by Li Shen, Michael Ciesielski, Swathi Ramakrishnan, Kiersten M. Miles, Leigh Ellis, Paula Sotomayor, Protul Shrikant, Robert Fenstermaker, Roberto Pili
Immunosuppressive factors such as regulatory T cells (Tregs) limit the efficacy of immunotherapies. Histone deacetylase (HDAC) inhibitors have been reported to have antitumor activity in different malignancies and immunomodulatory effects. Herein, we report the Tregs-targeting and immune-promoting effect of a class I specific HDAC inhibitor, entinostat, in combination with either IL-2 in a murine renal cell carcinoma (RENCA) model or a survivin-based vaccine therapy (SurVaxM) in a castration resistant prostate cancer (CR Myc-CaP) model. Methods and Results
RENCA or CR Myc-CaP tumors were implanted orthotopically or subcutaneously, respectively. Inoculated mice were randomized into four treatment groups: vehicle, entinostat, cytokine or vaccine, and combination. Tregs in the blood were assessed by FACS analysis. Real time quantitative PCR and Western blot analysis of isolated T cell subpopulations from spleen were performed to determine Foxp3 gene and protein expression. The suppressive function of Tregs was tested by T cell proliferation assay. Low dose (5 mg/kg) entinostat reduced Foxp3 levels in Tregs and this was associated with enhanced tumor growth inhibition in combination with either IL-2 or a SurVaxM vaccine. Entinostat down-regulated Foxp3 expression transcriptionally and blocked Tregs suppressive function without affecting T effector cells (Teffs). In vitro low dose entinostat (0.5 µM) induced STAT3 acetylation and a specific inhibitor of STAT3 partially rescued entinostat-induced down-regulation of Foxp3, suggesting that STAT3 signaling is involved in Foxp3 down-regulation by entinostat. Conclusions

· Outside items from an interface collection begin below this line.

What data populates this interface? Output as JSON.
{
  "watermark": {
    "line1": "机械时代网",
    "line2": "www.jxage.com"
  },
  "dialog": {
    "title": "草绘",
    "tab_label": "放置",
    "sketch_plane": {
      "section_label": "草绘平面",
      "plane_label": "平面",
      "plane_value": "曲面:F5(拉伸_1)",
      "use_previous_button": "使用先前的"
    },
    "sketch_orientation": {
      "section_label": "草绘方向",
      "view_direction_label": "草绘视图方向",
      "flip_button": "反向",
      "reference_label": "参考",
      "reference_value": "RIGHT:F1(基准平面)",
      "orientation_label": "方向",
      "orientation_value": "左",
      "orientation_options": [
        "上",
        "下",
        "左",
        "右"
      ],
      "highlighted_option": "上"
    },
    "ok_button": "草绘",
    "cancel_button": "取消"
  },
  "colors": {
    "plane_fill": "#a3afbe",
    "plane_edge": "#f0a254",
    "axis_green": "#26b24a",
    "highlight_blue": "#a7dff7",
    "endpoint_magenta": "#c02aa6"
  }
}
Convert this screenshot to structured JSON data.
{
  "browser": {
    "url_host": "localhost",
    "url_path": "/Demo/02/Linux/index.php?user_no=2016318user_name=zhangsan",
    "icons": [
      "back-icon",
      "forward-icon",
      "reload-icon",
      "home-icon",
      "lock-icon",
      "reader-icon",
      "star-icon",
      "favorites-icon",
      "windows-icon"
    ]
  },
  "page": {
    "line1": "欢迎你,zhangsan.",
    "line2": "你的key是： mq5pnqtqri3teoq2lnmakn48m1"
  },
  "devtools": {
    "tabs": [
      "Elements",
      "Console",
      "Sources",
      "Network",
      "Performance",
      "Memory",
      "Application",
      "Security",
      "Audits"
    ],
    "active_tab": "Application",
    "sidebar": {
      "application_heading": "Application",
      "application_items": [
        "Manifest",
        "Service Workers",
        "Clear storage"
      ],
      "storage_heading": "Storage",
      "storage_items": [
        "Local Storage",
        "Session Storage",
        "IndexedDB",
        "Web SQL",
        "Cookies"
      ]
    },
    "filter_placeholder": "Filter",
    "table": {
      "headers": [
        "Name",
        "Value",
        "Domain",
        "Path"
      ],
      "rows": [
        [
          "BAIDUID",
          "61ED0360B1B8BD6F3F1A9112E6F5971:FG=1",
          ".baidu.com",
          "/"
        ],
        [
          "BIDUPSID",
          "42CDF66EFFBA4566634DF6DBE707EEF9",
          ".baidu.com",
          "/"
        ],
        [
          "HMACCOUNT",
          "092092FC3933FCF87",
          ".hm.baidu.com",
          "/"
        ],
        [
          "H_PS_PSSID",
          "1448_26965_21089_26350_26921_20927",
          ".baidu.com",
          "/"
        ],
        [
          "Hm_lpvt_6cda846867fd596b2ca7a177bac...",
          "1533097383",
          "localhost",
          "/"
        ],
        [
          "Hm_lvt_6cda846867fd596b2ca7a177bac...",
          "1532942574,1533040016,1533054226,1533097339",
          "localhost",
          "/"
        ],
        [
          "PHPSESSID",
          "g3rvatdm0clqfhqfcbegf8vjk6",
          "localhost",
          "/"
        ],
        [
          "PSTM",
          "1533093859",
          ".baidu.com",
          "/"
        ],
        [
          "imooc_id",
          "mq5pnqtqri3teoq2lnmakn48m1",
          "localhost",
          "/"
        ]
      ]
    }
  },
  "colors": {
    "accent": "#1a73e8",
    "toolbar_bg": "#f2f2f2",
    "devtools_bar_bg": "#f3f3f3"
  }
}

These results demonstrate a novel immunomodulatory effect of class I HDAC inhibition and provide a rationale for the clinical testing of entinostat to enhance cancer immunotherapy.